**ACTIVITY**:
Every line containing "icon" should be copied out. Go through the entries and find them.

**THE INPUT**:
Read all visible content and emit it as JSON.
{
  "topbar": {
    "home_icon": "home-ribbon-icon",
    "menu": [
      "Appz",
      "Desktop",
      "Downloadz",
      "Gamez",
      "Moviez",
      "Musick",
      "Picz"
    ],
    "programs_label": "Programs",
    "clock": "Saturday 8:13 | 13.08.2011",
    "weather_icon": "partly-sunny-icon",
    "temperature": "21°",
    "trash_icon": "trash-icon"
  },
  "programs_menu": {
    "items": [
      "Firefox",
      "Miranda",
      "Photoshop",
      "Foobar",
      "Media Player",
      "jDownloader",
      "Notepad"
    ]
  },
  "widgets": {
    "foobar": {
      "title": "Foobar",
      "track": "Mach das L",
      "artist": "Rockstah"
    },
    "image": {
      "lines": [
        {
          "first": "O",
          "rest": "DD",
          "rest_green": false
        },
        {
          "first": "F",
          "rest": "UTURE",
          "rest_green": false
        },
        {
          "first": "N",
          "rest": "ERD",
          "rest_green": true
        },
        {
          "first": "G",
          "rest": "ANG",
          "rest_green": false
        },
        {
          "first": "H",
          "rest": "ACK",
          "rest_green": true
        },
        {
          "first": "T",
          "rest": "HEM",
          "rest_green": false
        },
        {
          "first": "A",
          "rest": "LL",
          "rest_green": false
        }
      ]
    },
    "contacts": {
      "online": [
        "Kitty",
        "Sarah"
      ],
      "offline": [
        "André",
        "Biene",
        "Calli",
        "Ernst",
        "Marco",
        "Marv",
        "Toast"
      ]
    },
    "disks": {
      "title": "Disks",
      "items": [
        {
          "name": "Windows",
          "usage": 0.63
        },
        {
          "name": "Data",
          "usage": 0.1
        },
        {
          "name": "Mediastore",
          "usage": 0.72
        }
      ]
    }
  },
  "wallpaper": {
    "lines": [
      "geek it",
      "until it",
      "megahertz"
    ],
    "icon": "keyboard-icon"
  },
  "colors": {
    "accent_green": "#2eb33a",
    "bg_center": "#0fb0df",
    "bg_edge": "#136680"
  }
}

**SOLUTION TO THE PROBLEM**:
    "home_icon": "home-ribbon-icon",
    "weather_icon": "partly-sunny-icon",
    "trash_icon": "trash-icon"
    "icon": "keyboard-icon"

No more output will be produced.